After Covid-19, the Russia-Ukraine war started in February 2022, leading to a global food and energy crisis.

In order to safeguard its economy from the attendant inflation, the US Fed enhanced its rate more than five times and the currencies of the rest of the world devalued, leading to high import bills.

Climate change has led to the worst drought in 40 years in our part of the world. These are just examples of the factors that are negatively impacting the motherland. We should not that there are no quick fixes for them.

Within our economy, we have heard about some Sh15 billion that was disbursed in minutes, and other incidents where more than Sh6 billion was paid out for Telkom shares. 

These matters are still under scrutiny, but they stick out like a sore thumb on weak (or nonexistent) fiscal consolidation discipline. 

The Joint World Bank-IMF Debt Sustainability Analysis 2022 indicated that Kenya was in breach of four out of six debt burden indicators. 

Citing June 2022 data, the report indicated that total debt service was estimated at 47.9 per cent of total revenue collected. 

The matter of the 2022 General Election was decided by the Supreme Court and is, ipso facto, closed. 

IEBC reconstitution

The Azimio la Umoja political formation is agitating for the IEBC selection panel to be reconstituted. 

Unless my memory fails me, this matter was deliberated and agreed upon in the National Assembly (where Azimio has a significant presence).

If Azimio feels aggrieved by the amended law on the selection panel, wouldn’t it be more decent to file a case in court for review?

It is only six months since President Ruto assumed office, and we have heard his plan to stabilise the economy. Needless to say, some of the President’s policies will take time to manifest. 

I am aware of the constitutional right to picket. I would, however, wish to see the demos as the last option.

Parliament can move a motion on the cost of living as a matter of national importance and provide direction on how to ease the suffering in the event they feel government policies are slow.

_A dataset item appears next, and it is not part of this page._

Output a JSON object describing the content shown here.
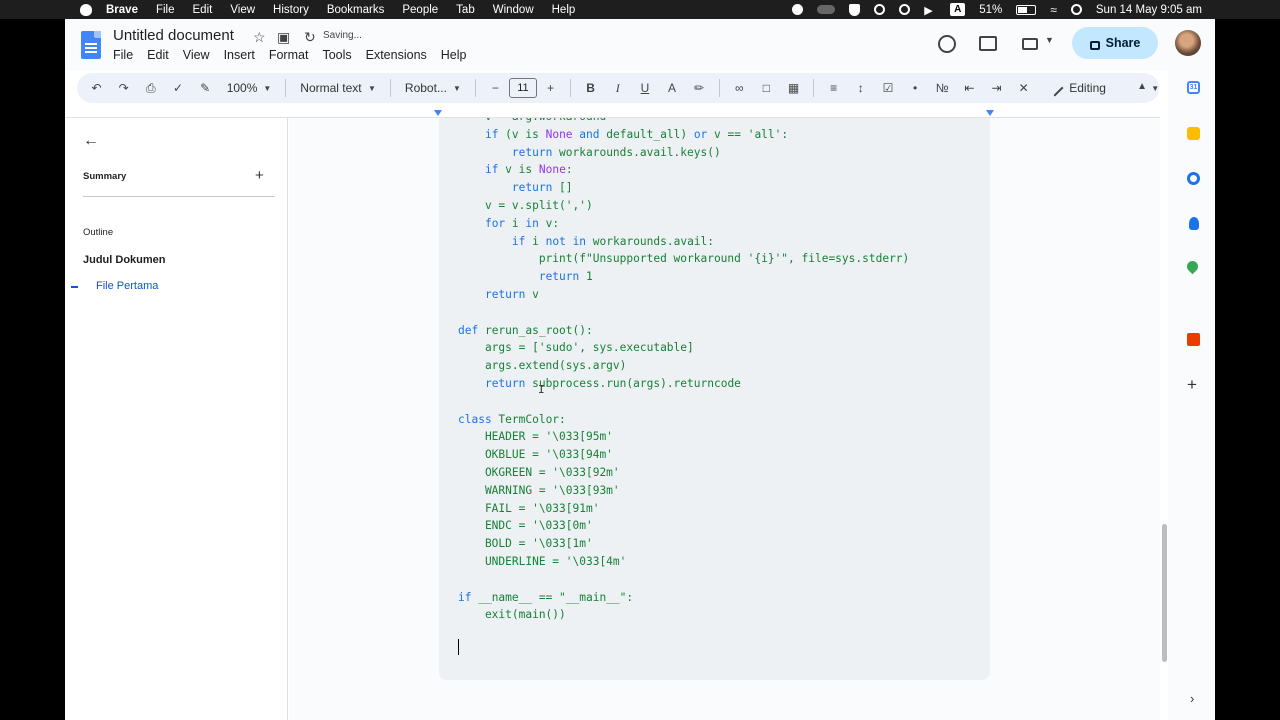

Let us not imperil the stability of our country through engagements whose endgame may turn out to be very unpleasant. We don’t have any other place to call home.

Steve Kilungya, Kitui